“Nitori Oloun! Tara. Tara. Tara. How many times did I call you?” And my mother bursts into a flurry of Yoruba where she blames herself, blames me, and finally blames my dead father for my latest blunder. Before I know it, Tolani and the twins are in the living room, clustered around our dining table and reading the missive I’ve sent to poor Jimi.
“Kiss your lovely ass?” Tolani whispers, and in my shocked state, I manage to register my sisters’ dismayed expressions. Mummy hasn’t stopped her blame exercise by the way.
“I thought I was emailing myself,” I finally say in a small voice. Oh why, oh why do I always end up in embarrassing situations like these?
“I didn’t know I’d pressed the reply button to his last email.”
“Well, you’ve sure given the man something to think about tonight,” Tolani mutters under her breath so Mummy doesn’t hear.
“Oh. My. God,” Tumi says, and suddenly, she bursts into her all- thundering, bellowing laughter, taking all of us by surprise. I glare at her, but she ignores me. “I can just imagine the look on his face when he reads your email.”
And I don’t know why this is funny, but the rest of my family apparently thinks it is because they all erupt in howls, well, with the exception of Mummy who is still wondering aloud if someone in my father’s village is controlling me via black magic to go on a self-sabotage rampage.

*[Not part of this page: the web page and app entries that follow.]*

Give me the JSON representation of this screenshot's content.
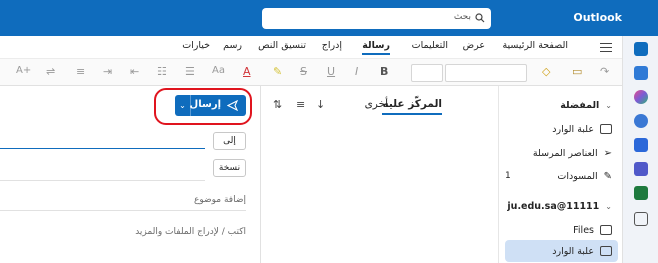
{
  "app": {
    "brand": "Outlook"
  },
  "search": {
    "placeholder": "بحث"
  },
  "ribbon_tabs": [
    "الصفحة الرئيسية",
    "عرض",
    "التعليمات",
    "رسالة",
    "إدراج",
    "تنسيق النص",
    "رسم",
    "خيارات"
  ],
  "active_tab": "رسالة",
  "toolbar_glyphs": {
    "bold": "B",
    "italic": "I",
    "underline": "U",
    "strike": "S",
    "font_color": "A",
    "grow": "A+",
    "format": "Aa"
  },
  "nav": {
    "favorites": "المفضلة",
    "inbox": "علبة الوارد",
    "sent": "العناصر المرسلة",
    "drafts": "المسودات",
    "drafts_count": "1",
    "account": "ju.edu.sa@11111",
    "files": "Files",
    "inbox2": "علبة الوارد"
  },
  "list": {
    "focused": "المركّز عليه",
    "other": "أخرى"
  },
  "compose": {
    "send": "إرسال",
    "to": "إلى",
    "cc": "نسخة",
    "subject_placeholder": "إضافة موضوع",
    "body_placeholder": "اكتب / لإدراج الملفات والمزيد"
  },
  "colors": {
    "accent": "#0f6cbd",
    "highlight": "#e0141e"
  }
}
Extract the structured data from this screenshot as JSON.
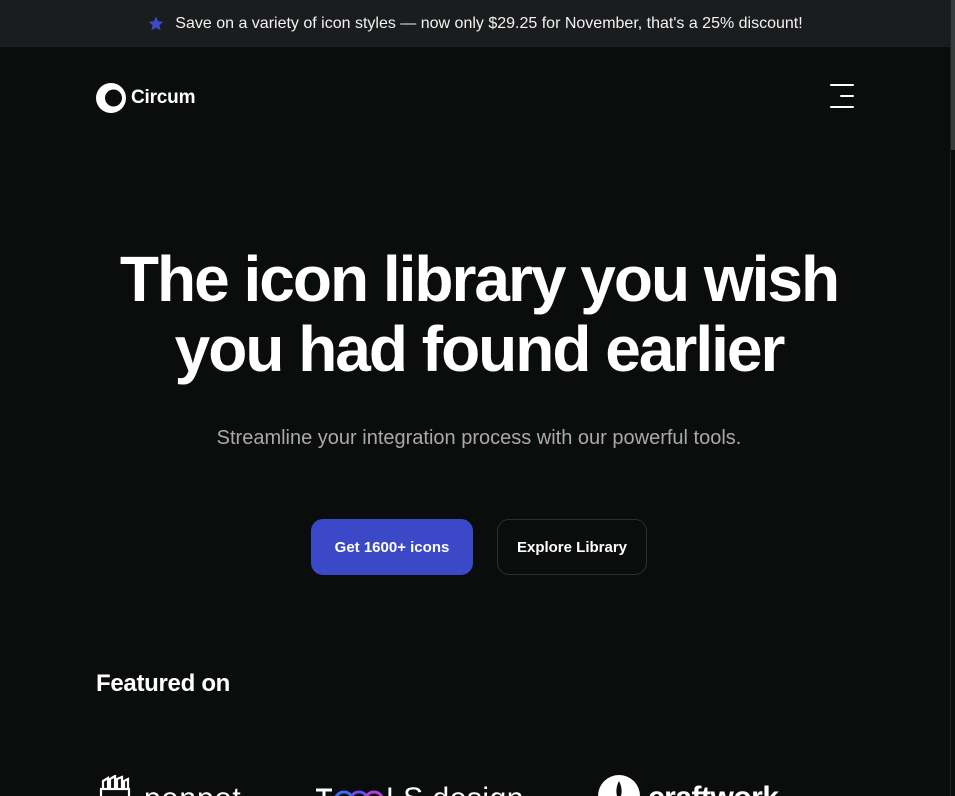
{
  "promo": {
    "text": "Save on a variety of icon styles — now only $29.25 for November, that's a 25% discount!",
    "icon": "star-icon",
    "icon_color": "#3b49c8"
  },
  "header": {
    "logo_text": "Circum",
    "menu_icon": "hamburger-menu-icon"
  },
  "hero": {
    "title_line1": "The icon library you wish",
    "title_line2": "you had found earlier",
    "subtitle": "Streamline your integration process with our powerful tools.",
    "primary_button": "Get 1600+ icons",
    "secondary_button": "Explore Library",
    "accent_color": "#3b49c8"
  },
  "featured": {
    "title": "Featured on",
    "brands": [
      {
        "name": "penpot",
        "icon": "penpot-logo-icon"
      },
      {
        "name": "TOOOLS.design",
        "icon": "toools-logo-icon"
      },
      {
        "name": "craftwork",
        "icon": "craftwork-logo-icon"
      }
    ]
  },
  "colors": {
    "background": "#0b0c0c",
    "promo_background": "#1b1c1e",
    "subtitle_text": "#a9a9ab"
  }
}
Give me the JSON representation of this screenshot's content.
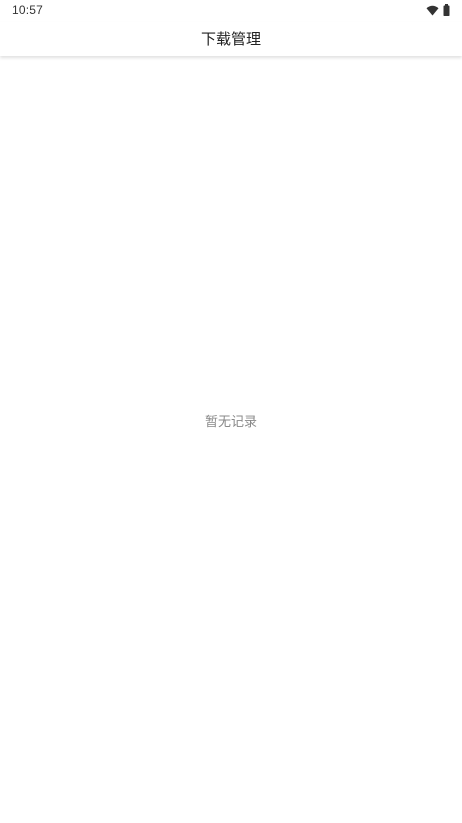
{
  "status_bar": {
    "time": "10:57",
    "icons": [
      "wifi-icon",
      "battery-icon"
    ]
  },
  "app_bar": {
    "title": "下载管理"
  },
  "content": {
    "empty_message": "暂无记录"
  },
  "colors": {
    "background": "#ffffff",
    "title_text": "#222222",
    "empty_text": "#888888"
  }
}
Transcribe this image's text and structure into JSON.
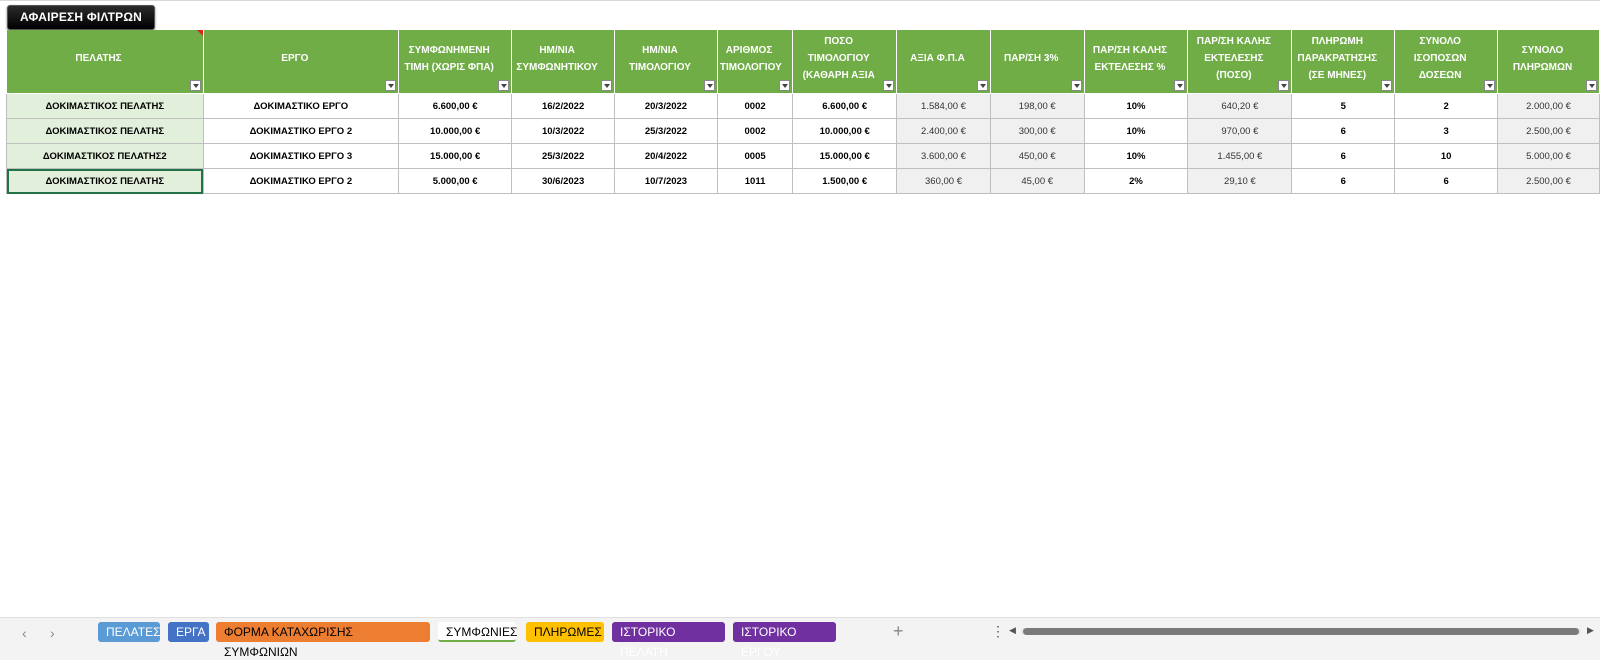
{
  "toolbar": {
    "remove_filters_label": "ΑΦΑΙΡΕΣΗ ΦΙΛΤΡΩΝ"
  },
  "table": {
    "columns": [
      "ΠΕΛΑΤΗΣ",
      "ΕΡΓΟ",
      "ΣΥΜΦΩΝΗΜΕΝΗ ΤΙΜΗ (ΧΩΡΙΣ ΦΠΑ)",
      "ΗΜ/ΝΙΑ ΣΥΜΦΩΝΗΤΙΚΟΥ",
      "ΗΜ/ΝΙΑ ΤΙΜΟΛΟΓΙΟΥ",
      "ΑΡΙΘΜΟΣ ΤΙΜΟΛΟΓΙΟΥ",
      "ΠΟΣΟ ΤΙΜΟΛΟΓΙΟΥ (ΚΑΘΑΡΗ ΑΞΙΑ",
      "ΑΞΙΑ Φ.Π.Α",
      "ΠΑΡ/ΣΗ 3%",
      "ΠΑΡ/ΣΗ ΚΑΛΗΣ ΕΚΤΕΛΕΣΗΣ %",
      "ΠΑΡ/ΣΗ ΚΑΛΗΣ ΕΚΤΕΛΕΣΗΣ (ΠΟΣΟ)",
      "ΠΛΗΡΩΜΗ ΠΑΡΑΚΡΑΤΗΣΗΣ (ΣΕ ΜΗΝΕΣ)",
      "ΣΥΝΟΛΟ ΙΣΟΠΟΣΩΝ ΔΟΣΕΩΝ",
      "ΣΥΝΟΛΟ ΠΛΗΡΩΜΩΝ"
    ],
    "rows": [
      [
        "ΔΟΚΙΜΑΣΤΙΚΟΣ ΠΕΛΑΤΗΣ",
        "ΔΟΚΙΜΑΣΤΙΚΟ ΕΡΓΟ",
        "6.600,00 €",
        "16/2/2022",
        "20/3/2022",
        "0002",
        "6.600,00 €",
        "1.584,00 €",
        "198,00 €",
        "10%",
        "640,20 €",
        "5",
        "2",
        "2.000,00 €"
      ],
      [
        "ΔΟΚΙΜΑΣΤΙΚΟΣ ΠΕΛΑΤΗΣ",
        "ΔΟΚΙΜΑΣΤΙΚΟ ΕΡΓΟ 2",
        "10.000,00 €",
        "10/3/2022",
        "25/3/2022",
        "0002",
        "10.000,00 €",
        "2.400,00 €",
        "300,00 €",
        "10%",
        "970,00 €",
        "6",
        "3",
        "2.500,00 €"
      ],
      [
        "ΔΟΚΙΜΑΣΤΙΚΟΣ ΠΕΛΑΤΗΣ2",
        "ΔΟΚΙΜΑΣΤΙΚΟ ΕΡΓΟ 3",
        "15.000,00 €",
        "25/3/2022",
        "20/4/2022",
        "0005",
        "15.000,00 €",
        "3.600,00 €",
        "450,00 €",
        "10%",
        "1.455,00 €",
        "6",
        "10",
        "5.000,00 €"
      ],
      [
        "ΔΟΚΙΜΑΣΤΙΚΟΣ ΠΕΛΑΤΗΣ",
        "ΔΟΚΙΜΑΣΤΙΚΟ ΕΡΓΟ 2",
        "5.000,00 €",
        "30/6/2023",
        "10/7/2023",
        "1011",
        "1.500,00 €",
        "360,00 €",
        "45,00 €",
        "2%",
        "29,10 €",
        "6",
        "6",
        "2.500,00 €"
      ]
    ]
  },
  "sheet_tabs": [
    {
      "label": "ΠΕΛΑΤΕΣ",
      "color": "#5b9bd5",
      "active": false
    },
    {
      "label": "ΕΡΓΑ",
      "color": "#4472c4",
      "active": false
    },
    {
      "label": "ΦΟΡΜΑ ΚΑΤΑΧΩΡΙΣΗΣ ΣΥΜΦΩΝΙΩΝ",
      "color": "#ed7d31",
      "active": false
    },
    {
      "label": "ΣΥΜΦΩΝΙΕΣ",
      "color": "#70ad47",
      "active": true
    },
    {
      "label": "ΠΛΗΡΩΜΕΣ",
      "color": "#ffc000",
      "active": false
    },
    {
      "label": "ΙΣΤΟΡΙΚΟ ΠΕΛΑΤΗ",
      "color": "#7030a0",
      "active": false
    },
    {
      "label": "ΙΣΤΟΡΙΚΟ ΕΡΓΟΥ",
      "color": "#7030a0",
      "active": false
    }
  ],
  "icons": {
    "prev": "‹",
    "next": "›",
    "add": "+",
    "more": "⋮",
    "scroll_left": "◀",
    "scroll_right": "▶"
  }
}
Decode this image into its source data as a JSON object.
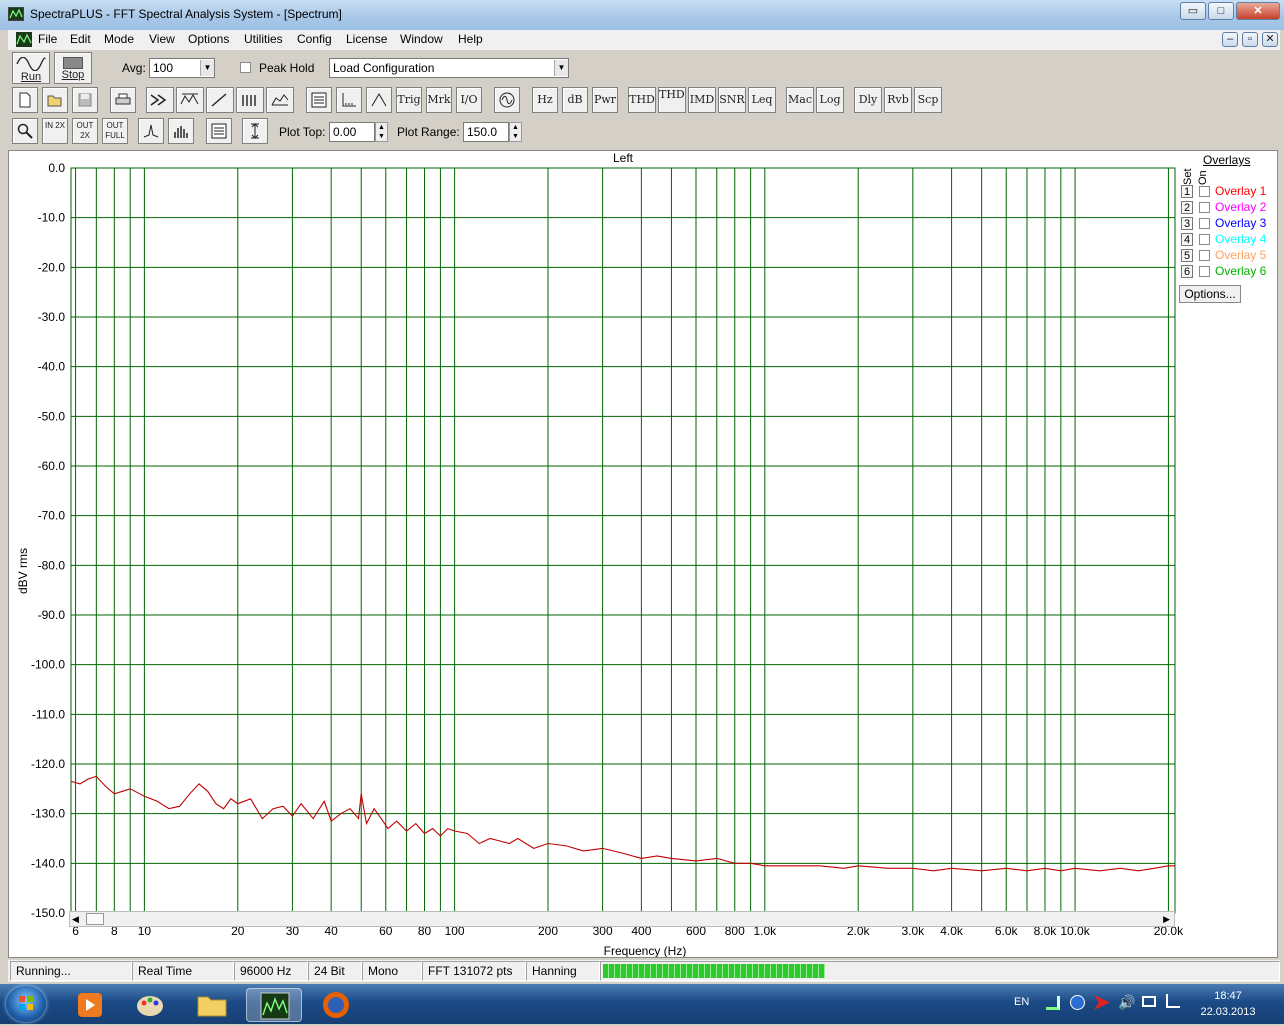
{
  "window": {
    "title": "SpectraPLUS - FFT Spectral Analysis System - [Spectrum]",
    "controls": [
      "▭",
      "□",
      "✕"
    ]
  },
  "mdi_controls": [
    "–",
    "▫",
    "✕"
  ],
  "menu": [
    "File",
    "Edit",
    "Mode",
    "View",
    "Options",
    "Utilities",
    "Config",
    "License",
    "Window",
    "Help"
  ],
  "toolbar1": {
    "run_label": "Run",
    "stop_label": "Stop",
    "avg_label": "Avg:",
    "avg_value": "100",
    "peak_hold_label": "Peak Hold",
    "config_value": "Load Configuration"
  },
  "toolbar2": {
    "buttons": [
      "Trig",
      "Mrk",
      "I/O",
      "Hz",
      "dB",
      "Pwr",
      "THD",
      "THD+N",
      "IMD",
      "SNR",
      "Leq",
      "Mac",
      "Log",
      "Dly",
      "Rvb",
      "Scp"
    ]
  },
  "toolbar3": {
    "zoom_in": "IN 2X",
    "zoom_out": "OUT 2X",
    "zoom_full": "OUT FULL",
    "plot_top_label": "Plot Top:",
    "plot_top_value": "0.00",
    "plot_range_label": "Plot Range:",
    "plot_range_value": "150.0"
  },
  "overlays": {
    "title": "Overlays",
    "set_label": "Set",
    "on_label": "On",
    "items": [
      {
        "num": "1",
        "name": "Overlay 1",
        "color": "#ff0000"
      },
      {
        "num": "2",
        "name": "Overlay 2",
        "color": "#ff00ff"
      },
      {
        "num": "3",
        "name": "Overlay 3",
        "color": "#0000ff"
      },
      {
        "num": "4",
        "name": "Overlay 4",
        "color": "#00ffff"
      },
      {
        "num": "5",
        "name": "Overlay 5",
        "color": "#ffa060"
      },
      {
        "num": "6",
        "name": "Overlay 6",
        "color": "#00b000"
      }
    ],
    "options_label": "Options..."
  },
  "chart_data": {
    "type": "line",
    "title": "Left",
    "xlabel": "Frequency (Hz)",
    "ylabel": "dBV rms",
    "x_scale": "log",
    "xlim": [
      5.8,
      21000
    ],
    "ylim": [
      -150,
      0
    ],
    "grid": true,
    "grid_color": "#006400",
    "trace_color": "#c00000",
    "y_ticks": [
      "0.0",
      "-10.0",
      "-20.0",
      "-30.0",
      "-40.0",
      "-50.0",
      "-60.0",
      "-70.0",
      "-80.0",
      "-90.0",
      "-100.0",
      "-110.0",
      "-120.0",
      "-130.0",
      "-140.0",
      "-150.0"
    ],
    "x_tick_labels": [
      {
        "v": 6,
        "t": "6"
      },
      {
        "v": 8,
        "t": "8"
      },
      {
        "v": 10,
        "t": "10"
      },
      {
        "v": 20,
        "t": "20"
      },
      {
        "v": 30,
        "t": "30"
      },
      {
        "v": 40,
        "t": "40"
      },
      {
        "v": 60,
        "t": "60"
      },
      {
        "v": 80,
        "t": "80"
      },
      {
        "v": 100,
        "t": "100"
      },
      {
        "v": 200,
        "t": "200"
      },
      {
        "v": 300,
        "t": "300"
      },
      {
        "v": 400,
        "t": "400"
      },
      {
        "v": 600,
        "t": "600"
      },
      {
        "v": 800,
        "t": "800"
      },
      {
        "v": 1000,
        "t": "1.0k"
      },
      {
        "v": 2000,
        "t": "2.0k"
      },
      {
        "v": 3000,
        "t": "3.0k"
      },
      {
        "v": 4000,
        "t": "4.0k"
      },
      {
        "v": 6000,
        "t": "6.0k"
      },
      {
        "v": 8000,
        "t": "8.0k"
      },
      {
        "v": 10000,
        "t": "10.0k"
      },
      {
        "v": 20000,
        "t": "20.0k"
      }
    ],
    "series": [
      {
        "x": [
          5.8,
          6.2,
          6.6,
          7,
          7.5,
          8,
          8.5,
          9,
          10,
          11,
          12,
          13,
          14,
          15,
          16,
          17,
          18,
          19,
          20,
          22,
          24,
          26,
          28,
          30,
          32,
          35,
          38,
          40,
          43,
          46,
          49,
          50,
          52,
          55,
          58,
          61,
          65,
          70,
          75,
          80,
          85,
          90,
          95,
          100,
          110,
          120,
          130,
          140,
          150,
          160,
          180,
          200,
          230,
          260,
          300,
          350,
          400,
          450,
          500,
          600,
          700,
          800,
          900,
          1000,
          1200,
          1500,
          1800,
          2000,
          2500,
          3000,
          3500,
          4000,
          5000,
          6000,
          7000,
          8000,
          9000,
          10000,
          12000,
          14000,
          16000,
          18000,
          20000,
          21000
        ],
        "y": [
          -123.5,
          -124,
          -123,
          -122.5,
          -124.5,
          -126,
          -125.5,
          -125,
          -126.5,
          -127.5,
          -129,
          -128.5,
          -126,
          -124,
          -125.5,
          -128,
          -129,
          -127,
          -128,
          -127,
          -131,
          -129,
          -128.5,
          -130.5,
          -128,
          -131,
          -127.5,
          -131.5,
          -130,
          -129,
          -131,
          -126,
          -132,
          -129,
          -131,
          -133,
          -131.5,
          -133.5,
          -132,
          -134,
          -133,
          -134.5,
          -133,
          -133.5,
          -134,
          -136,
          -135,
          -135.5,
          -136,
          -135,
          -137,
          -136,
          -136.5,
          -137.5,
          -137,
          -138,
          -139,
          -138.5,
          -139,
          -139.5,
          -139,
          -140,
          -140,
          -140.5,
          -140.5,
          -140.5,
          -141,
          -140.5,
          -141,
          -141,
          -141.5,
          -141,
          -141.5,
          -141,
          -141.5,
          -141,
          -141.5,
          -141,
          -141.5,
          -141,
          -141.5,
          -141,
          -140.5,
          -140.5
        ]
      }
    ]
  },
  "status": {
    "state": "Running...",
    "mode": "Real Time",
    "rate": "96000 Hz",
    "bits": "24 Bit",
    "channels": "Mono",
    "fft": "FFT 131072 pts",
    "window": "Hanning",
    "progress": 1.0,
    "progress_color": "#2dc92d"
  },
  "taskbar": {
    "lang": "EN",
    "time": "18:47",
    "date": "22.03.2013"
  }
}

“Just send an email back to him and let him know it was a mistake,” Temi- as ever, the voice of reason – says. She has recovered somewhat from the mirth. Her brows knit together with concern.
I stare helplessly at my hands. “What will I say?”
“Dear Jimi,” she says and I begin to type. “Please kindly disregard the last email I just sent you. It was accidentally emailed- ”
Accidentally emailed? I stare up at her.
She cocks her head to the side and gives me a sardonic look. “Do you have a better explanation in mind?”
I mutter “No.” For being my younger sister, she’s such a bossy, little thing sometimes. I do a finger signal for her to continue.
“- and I sincerely apologize for any negative mind-set I might have caused by it. Thank you for your kind understanding. Sincerely, Tara Olu-Browne.”
I click send and bite my index fingernail frenetically.
“Don’t worry,” Tolani’s deep voice pipes up. “Let’s go to sleep. Chances are, he’s asleep too. He probably won’t read both emails until tomorrow morning.”
As if on cue, a ping noise emanates from my laptop. My eyes widen at the sound, but it’s not just me. It’s the rest of my family.
It’s an email. From Jimi!
With a pounding heart, I open it.
Tara, no negative mind-set here. I quite enjoyed your synopsis, and the first two chapters of Lagos Blues. Can’t wait to read the rest of the MS. Keep up the good work.
President, Akintaylor Enterprises.
“Well?” I hear mummy whisper behind me, and I’m now aware that I’ve been holding my breath. Mummy has read the email too and appears calmer.
I grunt out my relieved sigh, as does my three sisters.
“No negative mind-set,” I murmur, and briefly, I wonder what that means. I’m not sure if it’s the huge amount of relief I suddenly feel, or maybe it’s the residue of mortification that still haunts my brain, but I find myself resting my head on the table, and as I do, the strangest emotion overtakes me and I erupt in the loudest, most primitive laughter I’ve ever expressed in my life.